Though he has already been reassured -- the club’s diagnosis was he had no structural issues after a physical exam and then the clean MRI -- Rodon wouldn’t mind more confirmation. The left-hander said he hadn’t experienced the kind of tightness he suddenly felt in his biceps tendon before Thursday. He could lift his arm above his head, but Rodon said his stuff wasn’t the same. After he informed them, the White Sox determined to be cautious.

“It’s pretty tight up there,” Rodon said. “I’ve never really been that tight. I couldn’t really step on some balls I wanted to throw to get that arm going. So, I had to get it checked out. It didn’t feel too good.”

The White Sox already had Rodon on a delayed schedule where he needed to hit every mark to be ready for the regular season. They did so in hopes of helping him avoid the fatigue he experienced last summer and also reaching the 200-inning mark this season. Now it appears Rodon will begin the season on the DL, according to Hahn.

Though he’d like to start the season on schedule, Rodon wants to make sure he’s physically good to go.

“Just trying to be healthy man,” Rodon said. “You don’t want to go the start of the season and be behind the best guys. You are a tick down from the best guys in the world. It’s not fun pitching when you are not feeling too good.
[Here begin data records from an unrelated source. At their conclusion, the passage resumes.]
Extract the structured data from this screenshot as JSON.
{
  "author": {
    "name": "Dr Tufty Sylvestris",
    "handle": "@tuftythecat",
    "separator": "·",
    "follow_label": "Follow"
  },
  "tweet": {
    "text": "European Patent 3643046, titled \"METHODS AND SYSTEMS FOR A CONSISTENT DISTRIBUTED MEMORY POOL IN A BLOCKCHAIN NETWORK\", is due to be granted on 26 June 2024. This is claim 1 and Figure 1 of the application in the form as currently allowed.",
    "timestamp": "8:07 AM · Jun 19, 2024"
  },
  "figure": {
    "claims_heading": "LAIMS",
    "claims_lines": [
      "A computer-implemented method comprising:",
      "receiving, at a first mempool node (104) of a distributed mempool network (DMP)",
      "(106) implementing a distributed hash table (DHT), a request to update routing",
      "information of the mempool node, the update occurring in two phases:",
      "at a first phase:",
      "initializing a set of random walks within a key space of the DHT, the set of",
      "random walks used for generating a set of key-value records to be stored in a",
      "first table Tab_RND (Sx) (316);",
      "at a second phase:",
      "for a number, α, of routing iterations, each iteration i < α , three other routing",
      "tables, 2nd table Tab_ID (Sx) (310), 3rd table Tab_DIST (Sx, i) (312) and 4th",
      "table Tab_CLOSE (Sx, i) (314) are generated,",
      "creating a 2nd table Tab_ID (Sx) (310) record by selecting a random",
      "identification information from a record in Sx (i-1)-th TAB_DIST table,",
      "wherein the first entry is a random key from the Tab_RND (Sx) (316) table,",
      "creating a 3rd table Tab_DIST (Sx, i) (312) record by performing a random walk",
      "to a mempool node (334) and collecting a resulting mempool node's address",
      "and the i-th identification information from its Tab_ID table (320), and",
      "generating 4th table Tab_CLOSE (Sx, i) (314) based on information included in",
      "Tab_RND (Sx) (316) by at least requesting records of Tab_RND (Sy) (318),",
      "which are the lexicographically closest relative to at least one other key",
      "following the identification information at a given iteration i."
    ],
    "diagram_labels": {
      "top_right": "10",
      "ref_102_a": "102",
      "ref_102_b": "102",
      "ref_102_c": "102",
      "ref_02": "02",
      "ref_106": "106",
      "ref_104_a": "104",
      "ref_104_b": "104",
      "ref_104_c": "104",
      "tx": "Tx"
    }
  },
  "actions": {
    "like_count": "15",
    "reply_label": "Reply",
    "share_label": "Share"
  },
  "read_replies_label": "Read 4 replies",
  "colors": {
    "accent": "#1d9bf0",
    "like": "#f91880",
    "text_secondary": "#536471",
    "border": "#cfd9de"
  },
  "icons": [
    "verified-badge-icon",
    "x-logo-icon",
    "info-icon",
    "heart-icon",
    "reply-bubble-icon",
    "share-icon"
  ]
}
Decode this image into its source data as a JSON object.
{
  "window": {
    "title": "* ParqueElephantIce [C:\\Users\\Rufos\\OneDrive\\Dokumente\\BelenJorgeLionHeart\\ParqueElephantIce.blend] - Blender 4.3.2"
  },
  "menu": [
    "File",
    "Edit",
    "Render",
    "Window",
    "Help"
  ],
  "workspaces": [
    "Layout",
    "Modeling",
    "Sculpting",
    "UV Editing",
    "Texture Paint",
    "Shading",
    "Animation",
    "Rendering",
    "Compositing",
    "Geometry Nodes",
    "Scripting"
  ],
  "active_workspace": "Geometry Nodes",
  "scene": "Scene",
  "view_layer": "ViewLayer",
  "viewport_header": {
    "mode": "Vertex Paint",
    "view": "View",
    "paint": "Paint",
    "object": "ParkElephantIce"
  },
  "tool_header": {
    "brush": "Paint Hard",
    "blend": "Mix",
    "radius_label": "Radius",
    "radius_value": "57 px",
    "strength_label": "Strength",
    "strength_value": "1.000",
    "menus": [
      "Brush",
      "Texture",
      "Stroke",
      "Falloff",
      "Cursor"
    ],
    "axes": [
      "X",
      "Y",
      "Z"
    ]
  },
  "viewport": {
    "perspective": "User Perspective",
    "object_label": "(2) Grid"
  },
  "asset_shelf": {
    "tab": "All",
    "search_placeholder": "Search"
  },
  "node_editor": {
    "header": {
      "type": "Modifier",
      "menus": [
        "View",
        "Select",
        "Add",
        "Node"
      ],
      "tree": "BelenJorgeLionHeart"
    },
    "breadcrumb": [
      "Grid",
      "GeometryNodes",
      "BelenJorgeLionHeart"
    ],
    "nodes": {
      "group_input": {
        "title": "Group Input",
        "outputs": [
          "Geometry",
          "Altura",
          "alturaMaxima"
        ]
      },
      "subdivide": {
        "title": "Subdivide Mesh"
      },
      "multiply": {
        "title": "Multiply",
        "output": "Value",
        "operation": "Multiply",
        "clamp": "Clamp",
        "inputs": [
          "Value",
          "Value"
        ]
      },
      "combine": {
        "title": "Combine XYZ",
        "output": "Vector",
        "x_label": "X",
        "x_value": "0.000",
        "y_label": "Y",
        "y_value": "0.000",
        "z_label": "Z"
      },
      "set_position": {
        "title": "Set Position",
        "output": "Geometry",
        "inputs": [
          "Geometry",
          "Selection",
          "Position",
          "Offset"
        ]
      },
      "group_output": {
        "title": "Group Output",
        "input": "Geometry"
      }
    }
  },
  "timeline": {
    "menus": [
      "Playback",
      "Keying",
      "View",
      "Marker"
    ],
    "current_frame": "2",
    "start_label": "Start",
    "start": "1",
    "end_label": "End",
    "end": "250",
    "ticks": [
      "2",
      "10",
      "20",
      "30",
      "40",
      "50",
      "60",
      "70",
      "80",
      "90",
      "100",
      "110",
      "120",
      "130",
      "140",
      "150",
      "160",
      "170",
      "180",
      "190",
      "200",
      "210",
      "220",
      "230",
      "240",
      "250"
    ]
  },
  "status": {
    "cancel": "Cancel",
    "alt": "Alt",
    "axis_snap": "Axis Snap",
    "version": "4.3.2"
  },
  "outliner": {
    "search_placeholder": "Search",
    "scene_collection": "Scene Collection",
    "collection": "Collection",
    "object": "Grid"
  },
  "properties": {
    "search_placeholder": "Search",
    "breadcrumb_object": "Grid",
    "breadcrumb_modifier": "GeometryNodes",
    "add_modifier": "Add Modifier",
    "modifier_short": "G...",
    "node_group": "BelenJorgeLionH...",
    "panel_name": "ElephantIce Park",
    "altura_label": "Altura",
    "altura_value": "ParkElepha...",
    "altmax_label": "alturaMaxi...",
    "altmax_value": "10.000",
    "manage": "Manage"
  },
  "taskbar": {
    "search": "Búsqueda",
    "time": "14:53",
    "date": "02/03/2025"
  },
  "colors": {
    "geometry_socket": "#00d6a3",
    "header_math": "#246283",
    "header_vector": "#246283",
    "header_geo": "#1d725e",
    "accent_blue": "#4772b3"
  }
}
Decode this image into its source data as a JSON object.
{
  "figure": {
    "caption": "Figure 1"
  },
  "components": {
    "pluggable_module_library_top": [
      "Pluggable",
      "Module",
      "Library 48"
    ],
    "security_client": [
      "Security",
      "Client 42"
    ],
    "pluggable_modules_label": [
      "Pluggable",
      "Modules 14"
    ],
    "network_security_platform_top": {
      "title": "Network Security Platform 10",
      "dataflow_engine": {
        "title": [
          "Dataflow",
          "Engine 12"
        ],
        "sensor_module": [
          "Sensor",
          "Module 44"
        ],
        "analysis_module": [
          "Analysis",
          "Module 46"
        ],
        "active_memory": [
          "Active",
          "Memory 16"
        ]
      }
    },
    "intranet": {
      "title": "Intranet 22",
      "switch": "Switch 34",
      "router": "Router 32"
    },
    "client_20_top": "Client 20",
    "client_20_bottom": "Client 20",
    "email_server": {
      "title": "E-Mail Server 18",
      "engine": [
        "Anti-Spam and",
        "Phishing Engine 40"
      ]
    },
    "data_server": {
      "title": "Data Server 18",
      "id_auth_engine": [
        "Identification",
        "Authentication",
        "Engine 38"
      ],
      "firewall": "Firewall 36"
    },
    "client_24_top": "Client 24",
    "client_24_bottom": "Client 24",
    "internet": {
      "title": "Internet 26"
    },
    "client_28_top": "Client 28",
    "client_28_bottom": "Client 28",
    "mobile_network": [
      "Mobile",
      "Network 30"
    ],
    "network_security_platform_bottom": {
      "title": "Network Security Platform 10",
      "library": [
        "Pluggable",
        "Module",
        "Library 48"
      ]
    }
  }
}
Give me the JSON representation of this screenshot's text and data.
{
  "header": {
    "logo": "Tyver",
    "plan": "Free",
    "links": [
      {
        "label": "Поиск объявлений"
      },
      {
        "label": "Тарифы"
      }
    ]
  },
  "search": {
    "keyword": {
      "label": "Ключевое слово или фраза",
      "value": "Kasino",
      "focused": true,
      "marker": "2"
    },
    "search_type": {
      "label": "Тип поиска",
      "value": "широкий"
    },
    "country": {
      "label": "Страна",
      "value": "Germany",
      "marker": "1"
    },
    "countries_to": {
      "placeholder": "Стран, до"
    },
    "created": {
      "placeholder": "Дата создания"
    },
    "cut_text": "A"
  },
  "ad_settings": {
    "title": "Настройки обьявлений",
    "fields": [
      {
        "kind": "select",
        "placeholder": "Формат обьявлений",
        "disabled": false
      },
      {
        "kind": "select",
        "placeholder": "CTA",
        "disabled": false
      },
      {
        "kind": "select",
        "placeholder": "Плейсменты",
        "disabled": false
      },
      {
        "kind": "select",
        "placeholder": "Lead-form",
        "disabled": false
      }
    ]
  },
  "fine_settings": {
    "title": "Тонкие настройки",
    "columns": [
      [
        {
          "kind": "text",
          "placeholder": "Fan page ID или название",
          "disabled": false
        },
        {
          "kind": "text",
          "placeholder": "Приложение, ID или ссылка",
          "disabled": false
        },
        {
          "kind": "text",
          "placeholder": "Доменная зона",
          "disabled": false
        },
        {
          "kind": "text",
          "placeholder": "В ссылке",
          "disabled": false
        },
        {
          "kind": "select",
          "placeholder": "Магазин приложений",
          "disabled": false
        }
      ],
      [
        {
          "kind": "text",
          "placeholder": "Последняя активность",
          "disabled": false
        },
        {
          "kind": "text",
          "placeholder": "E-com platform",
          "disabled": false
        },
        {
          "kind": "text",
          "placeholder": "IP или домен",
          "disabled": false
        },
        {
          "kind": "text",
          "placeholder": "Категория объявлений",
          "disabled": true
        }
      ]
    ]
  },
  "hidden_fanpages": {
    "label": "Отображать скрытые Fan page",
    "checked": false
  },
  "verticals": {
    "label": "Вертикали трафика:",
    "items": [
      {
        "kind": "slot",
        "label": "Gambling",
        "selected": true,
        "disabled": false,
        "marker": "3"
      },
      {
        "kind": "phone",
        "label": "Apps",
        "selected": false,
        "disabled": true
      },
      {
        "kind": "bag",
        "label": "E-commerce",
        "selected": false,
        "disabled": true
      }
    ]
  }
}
I want to be 100 percent when I’m out there. That gives our team the best chance of winning.”